> Required work
Scan the entries line by line and return those with "true".

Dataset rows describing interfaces
|---|
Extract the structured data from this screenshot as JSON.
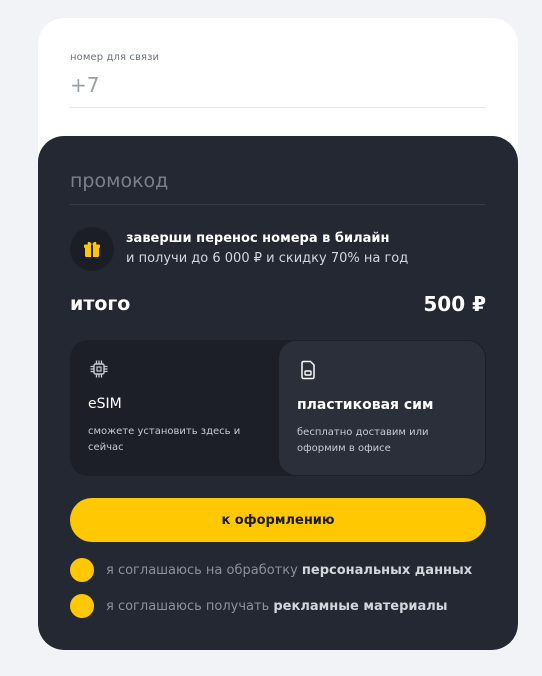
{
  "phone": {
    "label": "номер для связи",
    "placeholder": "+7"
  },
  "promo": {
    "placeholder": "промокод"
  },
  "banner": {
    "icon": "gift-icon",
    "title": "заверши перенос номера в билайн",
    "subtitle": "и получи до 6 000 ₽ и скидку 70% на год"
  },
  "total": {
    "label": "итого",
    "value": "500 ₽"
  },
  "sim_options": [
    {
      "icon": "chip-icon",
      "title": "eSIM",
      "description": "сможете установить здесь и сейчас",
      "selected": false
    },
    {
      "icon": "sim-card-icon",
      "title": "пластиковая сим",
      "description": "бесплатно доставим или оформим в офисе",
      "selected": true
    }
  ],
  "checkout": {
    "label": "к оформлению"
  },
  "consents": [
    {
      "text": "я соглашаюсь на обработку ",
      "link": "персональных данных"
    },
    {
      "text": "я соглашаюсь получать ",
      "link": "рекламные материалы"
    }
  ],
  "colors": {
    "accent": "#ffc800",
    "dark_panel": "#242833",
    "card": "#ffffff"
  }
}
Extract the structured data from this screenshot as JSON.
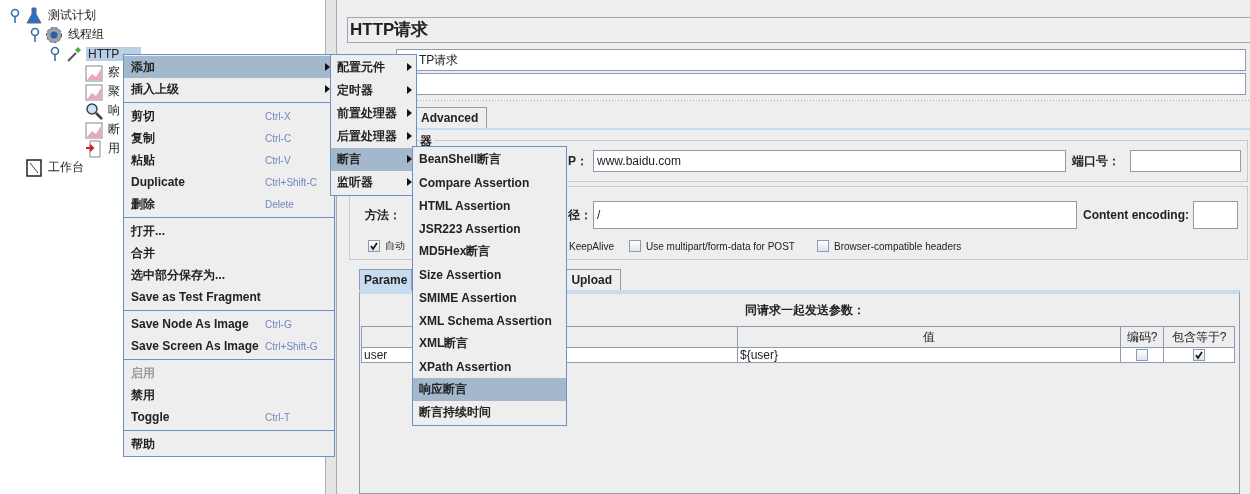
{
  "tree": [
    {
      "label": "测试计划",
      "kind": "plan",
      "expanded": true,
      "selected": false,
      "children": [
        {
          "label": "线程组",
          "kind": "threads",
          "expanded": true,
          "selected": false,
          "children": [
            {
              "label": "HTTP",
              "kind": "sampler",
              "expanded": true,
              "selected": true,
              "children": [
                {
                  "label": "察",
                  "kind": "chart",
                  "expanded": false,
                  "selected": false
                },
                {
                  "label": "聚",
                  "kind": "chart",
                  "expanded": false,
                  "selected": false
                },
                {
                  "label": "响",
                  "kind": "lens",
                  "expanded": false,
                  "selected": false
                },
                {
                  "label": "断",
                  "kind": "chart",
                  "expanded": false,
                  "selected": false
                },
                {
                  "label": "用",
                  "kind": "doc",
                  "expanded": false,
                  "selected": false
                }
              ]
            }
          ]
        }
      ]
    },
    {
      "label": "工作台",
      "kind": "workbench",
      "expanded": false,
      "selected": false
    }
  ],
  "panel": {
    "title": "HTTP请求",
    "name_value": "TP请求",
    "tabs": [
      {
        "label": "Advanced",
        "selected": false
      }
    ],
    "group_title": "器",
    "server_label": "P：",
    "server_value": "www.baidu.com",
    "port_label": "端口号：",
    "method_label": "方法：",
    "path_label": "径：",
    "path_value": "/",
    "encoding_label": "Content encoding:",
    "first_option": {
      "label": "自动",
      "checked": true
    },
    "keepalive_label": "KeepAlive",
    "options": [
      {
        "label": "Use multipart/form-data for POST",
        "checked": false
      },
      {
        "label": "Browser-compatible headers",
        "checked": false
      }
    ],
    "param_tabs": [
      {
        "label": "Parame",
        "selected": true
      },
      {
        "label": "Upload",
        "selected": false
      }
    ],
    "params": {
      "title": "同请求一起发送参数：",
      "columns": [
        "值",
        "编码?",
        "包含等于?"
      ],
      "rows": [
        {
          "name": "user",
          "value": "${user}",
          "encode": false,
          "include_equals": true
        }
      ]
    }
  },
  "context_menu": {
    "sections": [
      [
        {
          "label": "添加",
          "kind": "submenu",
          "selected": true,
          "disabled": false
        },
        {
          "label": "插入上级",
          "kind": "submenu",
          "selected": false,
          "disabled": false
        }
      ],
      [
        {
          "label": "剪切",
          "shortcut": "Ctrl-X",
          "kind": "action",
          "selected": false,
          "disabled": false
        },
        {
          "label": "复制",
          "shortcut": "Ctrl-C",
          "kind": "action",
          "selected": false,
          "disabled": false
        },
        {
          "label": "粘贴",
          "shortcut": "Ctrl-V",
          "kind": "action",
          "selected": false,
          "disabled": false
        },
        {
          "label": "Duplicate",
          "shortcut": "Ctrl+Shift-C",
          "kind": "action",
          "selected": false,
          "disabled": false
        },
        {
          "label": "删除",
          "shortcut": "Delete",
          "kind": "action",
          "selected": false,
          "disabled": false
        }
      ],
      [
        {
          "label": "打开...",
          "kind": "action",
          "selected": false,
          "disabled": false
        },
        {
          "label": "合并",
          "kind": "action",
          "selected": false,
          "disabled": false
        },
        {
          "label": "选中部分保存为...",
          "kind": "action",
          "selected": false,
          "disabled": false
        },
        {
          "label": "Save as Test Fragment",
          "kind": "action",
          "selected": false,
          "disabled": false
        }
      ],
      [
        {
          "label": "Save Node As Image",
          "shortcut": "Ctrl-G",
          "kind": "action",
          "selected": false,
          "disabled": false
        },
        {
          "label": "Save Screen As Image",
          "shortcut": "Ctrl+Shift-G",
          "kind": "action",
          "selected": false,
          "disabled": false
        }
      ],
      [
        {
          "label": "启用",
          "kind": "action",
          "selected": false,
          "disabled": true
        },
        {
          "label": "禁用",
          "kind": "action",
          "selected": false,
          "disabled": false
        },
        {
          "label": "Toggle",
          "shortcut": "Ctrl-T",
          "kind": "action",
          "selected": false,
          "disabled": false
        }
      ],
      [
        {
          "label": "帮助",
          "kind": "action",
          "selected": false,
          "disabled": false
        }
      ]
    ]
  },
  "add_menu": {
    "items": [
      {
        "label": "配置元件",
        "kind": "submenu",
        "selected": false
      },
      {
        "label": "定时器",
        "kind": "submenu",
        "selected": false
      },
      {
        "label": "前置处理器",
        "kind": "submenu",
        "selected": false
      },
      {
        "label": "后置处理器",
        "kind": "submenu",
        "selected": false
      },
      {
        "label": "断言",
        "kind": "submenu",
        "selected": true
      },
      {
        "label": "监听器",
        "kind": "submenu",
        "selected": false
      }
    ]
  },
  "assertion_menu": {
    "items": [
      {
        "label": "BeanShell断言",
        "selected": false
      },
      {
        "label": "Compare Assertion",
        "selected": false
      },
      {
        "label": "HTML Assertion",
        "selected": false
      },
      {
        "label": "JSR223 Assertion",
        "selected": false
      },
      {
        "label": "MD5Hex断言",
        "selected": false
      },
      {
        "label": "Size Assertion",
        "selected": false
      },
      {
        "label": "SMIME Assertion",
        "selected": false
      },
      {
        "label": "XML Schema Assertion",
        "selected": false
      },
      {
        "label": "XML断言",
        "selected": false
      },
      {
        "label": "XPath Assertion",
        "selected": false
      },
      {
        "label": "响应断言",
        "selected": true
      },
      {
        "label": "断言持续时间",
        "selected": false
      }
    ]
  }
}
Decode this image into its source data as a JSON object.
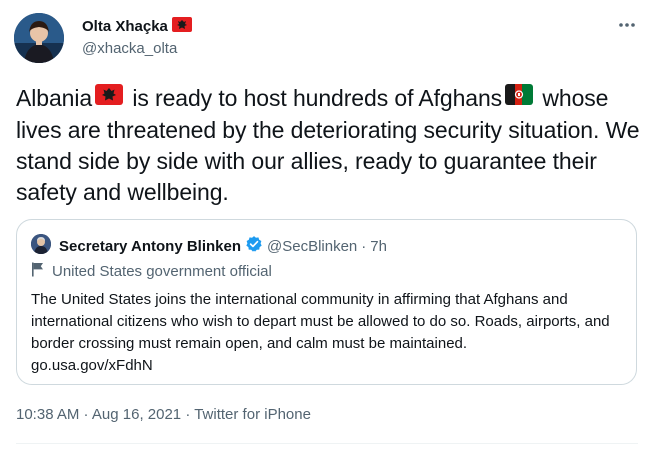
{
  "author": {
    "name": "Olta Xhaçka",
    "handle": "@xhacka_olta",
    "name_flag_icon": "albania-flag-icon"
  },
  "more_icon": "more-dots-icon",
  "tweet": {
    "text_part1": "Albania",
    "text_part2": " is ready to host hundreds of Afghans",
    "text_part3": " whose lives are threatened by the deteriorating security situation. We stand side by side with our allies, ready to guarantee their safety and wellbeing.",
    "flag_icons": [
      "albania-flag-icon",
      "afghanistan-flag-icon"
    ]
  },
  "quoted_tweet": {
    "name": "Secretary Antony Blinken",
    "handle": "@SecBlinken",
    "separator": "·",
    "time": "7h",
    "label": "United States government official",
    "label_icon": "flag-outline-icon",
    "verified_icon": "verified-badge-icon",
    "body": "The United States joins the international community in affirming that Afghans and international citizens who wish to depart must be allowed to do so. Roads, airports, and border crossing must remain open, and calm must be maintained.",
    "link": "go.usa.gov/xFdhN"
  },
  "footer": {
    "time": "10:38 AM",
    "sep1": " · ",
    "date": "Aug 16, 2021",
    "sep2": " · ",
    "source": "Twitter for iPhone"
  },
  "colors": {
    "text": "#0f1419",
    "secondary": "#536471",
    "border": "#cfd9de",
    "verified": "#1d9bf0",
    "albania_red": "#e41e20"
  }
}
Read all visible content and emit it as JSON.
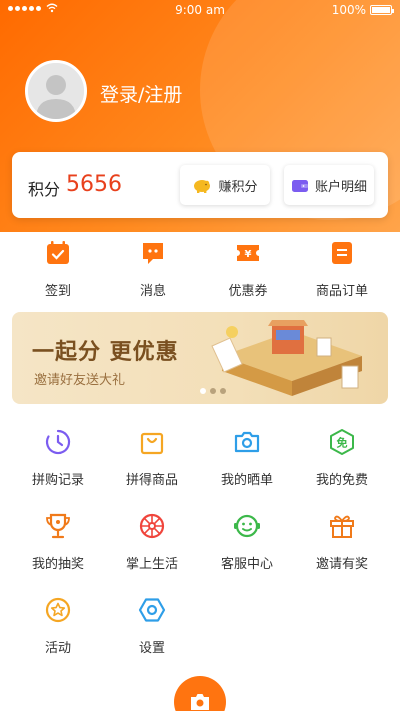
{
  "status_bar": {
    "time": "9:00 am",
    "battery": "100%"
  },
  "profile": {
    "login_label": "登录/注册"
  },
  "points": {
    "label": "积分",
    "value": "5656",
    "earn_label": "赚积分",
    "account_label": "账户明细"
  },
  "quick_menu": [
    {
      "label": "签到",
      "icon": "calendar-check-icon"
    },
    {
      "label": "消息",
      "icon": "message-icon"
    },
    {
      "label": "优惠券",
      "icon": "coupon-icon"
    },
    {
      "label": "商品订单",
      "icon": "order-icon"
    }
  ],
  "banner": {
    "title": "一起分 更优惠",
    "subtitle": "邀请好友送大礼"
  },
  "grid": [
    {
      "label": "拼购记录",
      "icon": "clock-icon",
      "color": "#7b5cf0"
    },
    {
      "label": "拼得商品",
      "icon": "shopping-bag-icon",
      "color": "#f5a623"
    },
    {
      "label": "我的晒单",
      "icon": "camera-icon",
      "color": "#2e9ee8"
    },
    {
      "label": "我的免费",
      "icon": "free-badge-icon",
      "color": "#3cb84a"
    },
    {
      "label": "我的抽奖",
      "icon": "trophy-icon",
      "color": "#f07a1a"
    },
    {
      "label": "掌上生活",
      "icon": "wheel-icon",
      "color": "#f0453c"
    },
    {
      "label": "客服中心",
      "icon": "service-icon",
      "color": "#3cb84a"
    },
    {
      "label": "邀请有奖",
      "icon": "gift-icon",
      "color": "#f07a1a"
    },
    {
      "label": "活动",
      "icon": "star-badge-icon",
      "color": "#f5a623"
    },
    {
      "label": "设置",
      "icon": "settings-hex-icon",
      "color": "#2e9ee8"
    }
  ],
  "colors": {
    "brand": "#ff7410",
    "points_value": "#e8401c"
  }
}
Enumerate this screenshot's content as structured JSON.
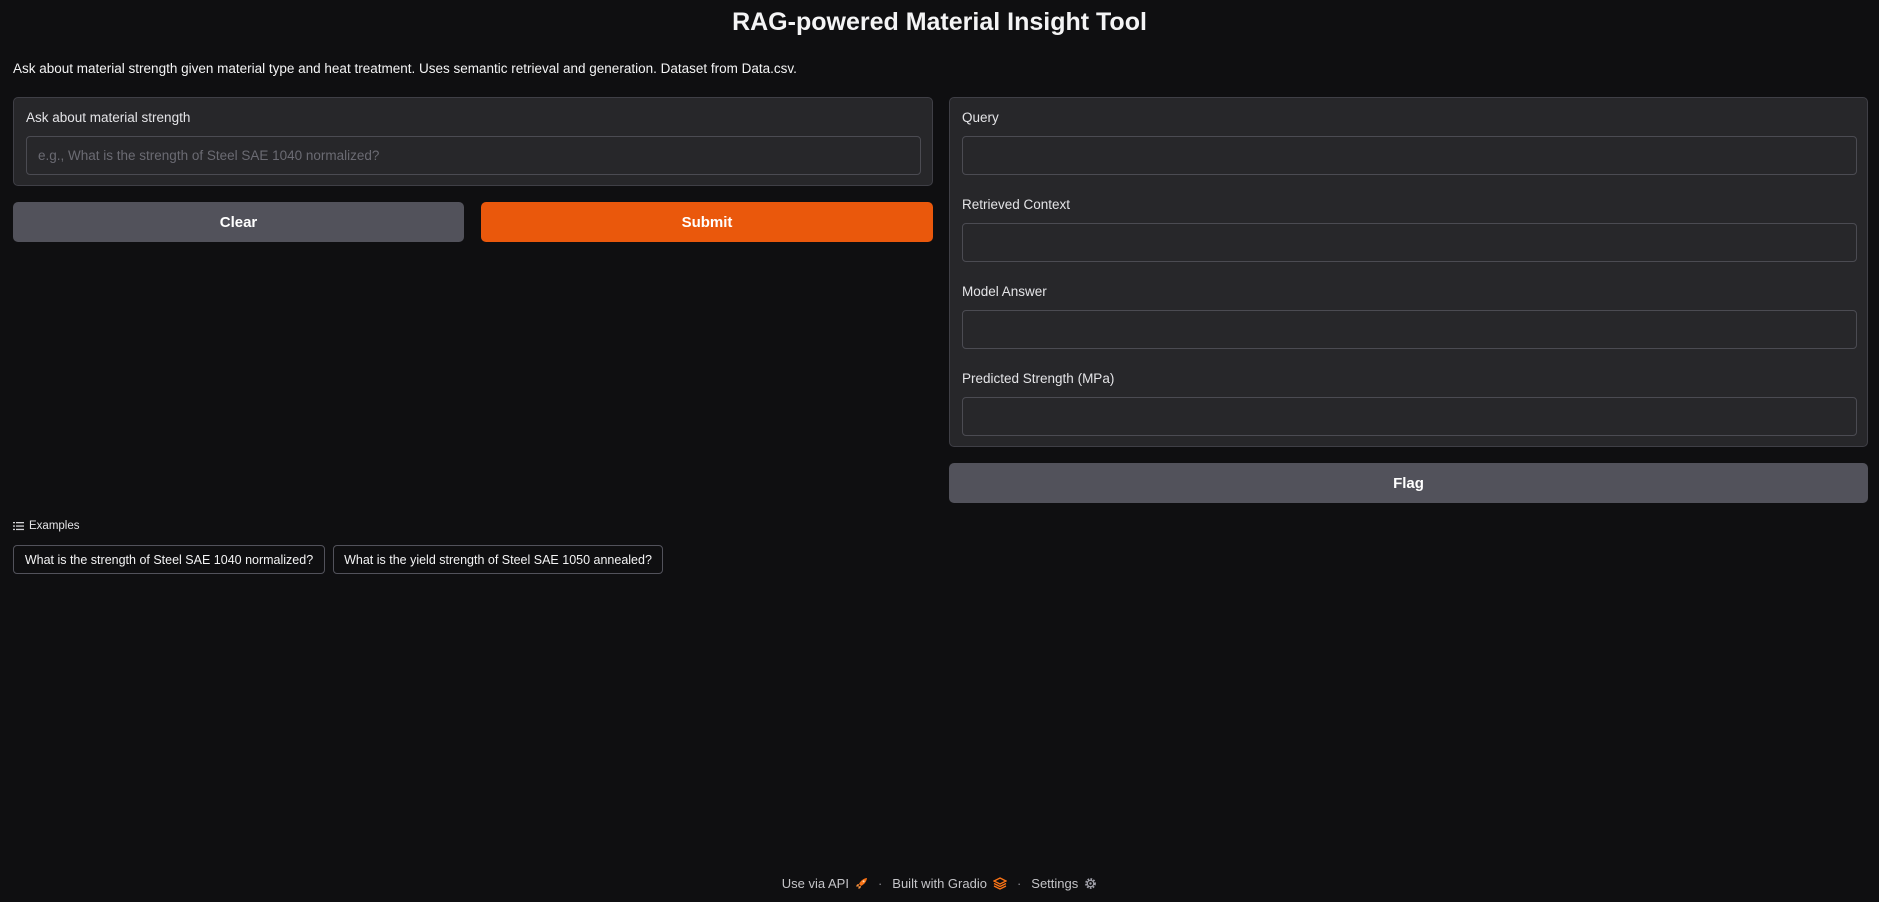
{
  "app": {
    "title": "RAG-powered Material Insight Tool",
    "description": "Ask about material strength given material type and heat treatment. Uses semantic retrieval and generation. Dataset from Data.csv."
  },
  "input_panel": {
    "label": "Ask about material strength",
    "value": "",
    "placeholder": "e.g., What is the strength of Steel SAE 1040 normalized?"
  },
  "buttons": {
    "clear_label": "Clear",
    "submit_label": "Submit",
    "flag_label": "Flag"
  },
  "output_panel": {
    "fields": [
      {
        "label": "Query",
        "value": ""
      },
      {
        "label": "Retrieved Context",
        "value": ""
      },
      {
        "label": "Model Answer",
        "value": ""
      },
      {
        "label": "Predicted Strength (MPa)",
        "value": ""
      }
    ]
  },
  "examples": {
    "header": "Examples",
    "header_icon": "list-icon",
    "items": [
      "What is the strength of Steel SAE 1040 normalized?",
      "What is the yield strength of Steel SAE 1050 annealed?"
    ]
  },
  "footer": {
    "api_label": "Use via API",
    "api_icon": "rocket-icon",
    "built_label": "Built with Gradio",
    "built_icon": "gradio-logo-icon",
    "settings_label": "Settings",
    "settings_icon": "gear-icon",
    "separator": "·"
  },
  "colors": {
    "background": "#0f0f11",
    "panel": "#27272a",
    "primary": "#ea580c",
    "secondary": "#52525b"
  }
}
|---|
> Solution to the exercise
      "selected": true
      "expanded": true,
          "expanded": true,
              "expanded": true,
              "selected": true,
      "checked": true
        "selected": true
          "include_equals": true
          "selected": true,
          "disabled": true
        "selected": true
        "selected": true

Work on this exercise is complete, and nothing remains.